Well, we know what happens next. The modern blended family and what that means is Patchett’s métier. Commonwealth tells the story of the Keatings and the Cousins, Beverly and Albert marry, forcing his four children and her two children into a new family of summer siblings who bond during joyous and dangerous escapes from parental supervision and scrutiny. Some people might even say parental neglect, but I am a fan of letting kids play in the woods and lakes without hovering parents.
There are moments when we think we know where the story is going, but then we will be surprised. The building of tension and its release, sometimes by the narrative flowing into the life of another member of this family, these several siblings and parents whose stories retell events from different perspectives, redefining the idea of narrative and story by exposing how what really happened is unknowable because what we think happened is more important.
There is so much depth to this novel that it is hard to understand how she got it into a little over 300 pages. There are so many lives whose stories are told, sometimes directly, sometimes obliquely. There is so much of the artistry of writing on display as well. For example, oranges are almost totemic, appearing again and again. Trees, blossoms, slices, juice, and cocktails, oranges are everywhere. Then, the structure of the novel, set off by parties at the beginning and the end, Franny’s Christening Party that introduced Bert and Beverly to each other, fracturing their families and Beverly’s Christmas Eve Party that Franny attended, a night that sparked her memories of what she lost and what she gained from her summer siblings and stepfather.
I loved this book. The story is quite ordinary, really. There are so many families who are amalgams of broken marriages, families who shift boundaries throughout the year. Summer siblings and winter strangers. Even stranger, these step-siblings share one parent while the other parent is almost always unknown, unseen, a mystery. The modern family is often a assemblage of moving parts and Patchett captures this reality beautifully.

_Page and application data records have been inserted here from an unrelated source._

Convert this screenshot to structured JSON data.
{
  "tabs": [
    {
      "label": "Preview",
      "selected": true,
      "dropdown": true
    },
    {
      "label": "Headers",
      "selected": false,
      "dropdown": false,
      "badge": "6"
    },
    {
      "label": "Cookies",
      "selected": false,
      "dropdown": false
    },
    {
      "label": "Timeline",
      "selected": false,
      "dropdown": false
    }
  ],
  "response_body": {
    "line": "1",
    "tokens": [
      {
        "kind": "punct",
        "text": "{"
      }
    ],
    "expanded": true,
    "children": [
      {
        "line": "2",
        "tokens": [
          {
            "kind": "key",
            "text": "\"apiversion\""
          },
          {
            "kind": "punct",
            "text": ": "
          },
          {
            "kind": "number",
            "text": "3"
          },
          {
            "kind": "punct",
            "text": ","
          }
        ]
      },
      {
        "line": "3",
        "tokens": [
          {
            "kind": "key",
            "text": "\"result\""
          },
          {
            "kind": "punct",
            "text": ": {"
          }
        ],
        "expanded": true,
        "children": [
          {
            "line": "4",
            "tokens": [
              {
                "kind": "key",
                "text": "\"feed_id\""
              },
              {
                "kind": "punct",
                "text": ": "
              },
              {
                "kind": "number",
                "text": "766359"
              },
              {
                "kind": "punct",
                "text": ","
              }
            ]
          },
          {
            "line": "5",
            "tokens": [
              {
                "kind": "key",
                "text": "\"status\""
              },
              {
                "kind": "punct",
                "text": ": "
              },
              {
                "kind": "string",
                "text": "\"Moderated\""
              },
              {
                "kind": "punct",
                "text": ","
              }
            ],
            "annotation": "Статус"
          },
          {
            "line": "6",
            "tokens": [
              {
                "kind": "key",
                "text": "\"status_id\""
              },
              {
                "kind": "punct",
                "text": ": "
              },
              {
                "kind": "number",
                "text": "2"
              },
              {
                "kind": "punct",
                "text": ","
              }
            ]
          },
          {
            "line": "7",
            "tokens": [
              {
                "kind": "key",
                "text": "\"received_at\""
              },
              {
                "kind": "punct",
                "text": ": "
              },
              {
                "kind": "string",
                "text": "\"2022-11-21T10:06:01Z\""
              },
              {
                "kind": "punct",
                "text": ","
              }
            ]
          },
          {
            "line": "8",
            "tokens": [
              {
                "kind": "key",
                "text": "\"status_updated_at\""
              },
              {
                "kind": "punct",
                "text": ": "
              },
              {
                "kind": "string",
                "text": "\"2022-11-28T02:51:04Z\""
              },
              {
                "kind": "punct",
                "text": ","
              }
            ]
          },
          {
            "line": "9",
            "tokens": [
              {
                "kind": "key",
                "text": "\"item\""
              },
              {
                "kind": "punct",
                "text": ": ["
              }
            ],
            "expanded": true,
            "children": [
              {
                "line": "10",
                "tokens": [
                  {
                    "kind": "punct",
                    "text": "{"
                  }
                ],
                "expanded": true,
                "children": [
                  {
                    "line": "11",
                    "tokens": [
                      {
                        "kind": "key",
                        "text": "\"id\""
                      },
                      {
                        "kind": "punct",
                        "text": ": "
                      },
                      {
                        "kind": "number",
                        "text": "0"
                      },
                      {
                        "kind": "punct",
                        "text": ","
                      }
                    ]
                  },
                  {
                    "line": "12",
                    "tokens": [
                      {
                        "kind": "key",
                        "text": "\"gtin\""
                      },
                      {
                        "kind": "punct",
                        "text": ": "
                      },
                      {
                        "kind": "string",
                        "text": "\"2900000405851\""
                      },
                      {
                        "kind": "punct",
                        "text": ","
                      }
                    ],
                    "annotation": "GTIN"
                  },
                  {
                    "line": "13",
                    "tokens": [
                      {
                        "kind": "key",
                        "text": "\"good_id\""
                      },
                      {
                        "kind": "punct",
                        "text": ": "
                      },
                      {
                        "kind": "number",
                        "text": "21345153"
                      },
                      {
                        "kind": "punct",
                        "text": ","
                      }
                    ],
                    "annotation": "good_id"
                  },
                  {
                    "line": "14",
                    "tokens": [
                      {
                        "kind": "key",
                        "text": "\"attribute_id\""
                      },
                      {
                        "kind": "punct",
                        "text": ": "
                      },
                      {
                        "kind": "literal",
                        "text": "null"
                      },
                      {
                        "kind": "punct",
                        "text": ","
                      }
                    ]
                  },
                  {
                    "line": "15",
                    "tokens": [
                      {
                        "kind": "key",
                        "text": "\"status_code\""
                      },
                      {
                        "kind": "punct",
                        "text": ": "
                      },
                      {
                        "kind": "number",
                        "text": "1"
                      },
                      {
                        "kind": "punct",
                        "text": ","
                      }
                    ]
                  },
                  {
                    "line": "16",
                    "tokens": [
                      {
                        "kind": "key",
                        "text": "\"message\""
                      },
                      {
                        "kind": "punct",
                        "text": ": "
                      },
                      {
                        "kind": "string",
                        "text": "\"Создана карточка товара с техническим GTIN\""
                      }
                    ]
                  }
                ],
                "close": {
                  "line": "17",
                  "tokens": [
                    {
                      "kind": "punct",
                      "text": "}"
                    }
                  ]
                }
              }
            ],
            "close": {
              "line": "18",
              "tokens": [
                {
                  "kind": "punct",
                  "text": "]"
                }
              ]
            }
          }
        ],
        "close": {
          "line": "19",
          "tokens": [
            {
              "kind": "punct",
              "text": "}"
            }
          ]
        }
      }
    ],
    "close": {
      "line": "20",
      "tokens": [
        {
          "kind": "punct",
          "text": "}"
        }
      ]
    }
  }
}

The real magic though is how her stories flow. Our window into the family story changes as the narrative focuses on this parent, that child or the other child without sharp divisions. It is almost magical how smoothly the narrative may go from an event that seems to close out one character’s story to smoothly retelling events years early that make that person the center of the narrative for a time. The story goes from person to person, past to present and past again, but with such natural shifts that it feels like a stream of many consciousnesses. Streaming consciousness is something Patchett does well and there is a scene of someone trying to meditate for the first time that is all-too-real and so very funny.
There is a logical or factual flaw that annoyed me. One of the children suffered from allergies and always carried Benadryl in case of exposure. Benadryl just does not work fast enough and is not effective enough. With a serious allergy, at that time, he would have carried an epinephrine inhaler. In the story, he relied on Benadryl and they had epinephrine and a syringe that had been left at home. Auto-injectors had been invented, but were not approved for sale. It’s a small thing, but an annoying weakness in the story.
This is a story of family, and families are sometimes funny, sometimes annoying, sometimes tragic and heartbreaking. But as with most families, it is full of love at the foundation.
- Commonwealth at Harper Collins
- Ann Patchett web site
- Ann Patchett interview by her colleagues at her bookstore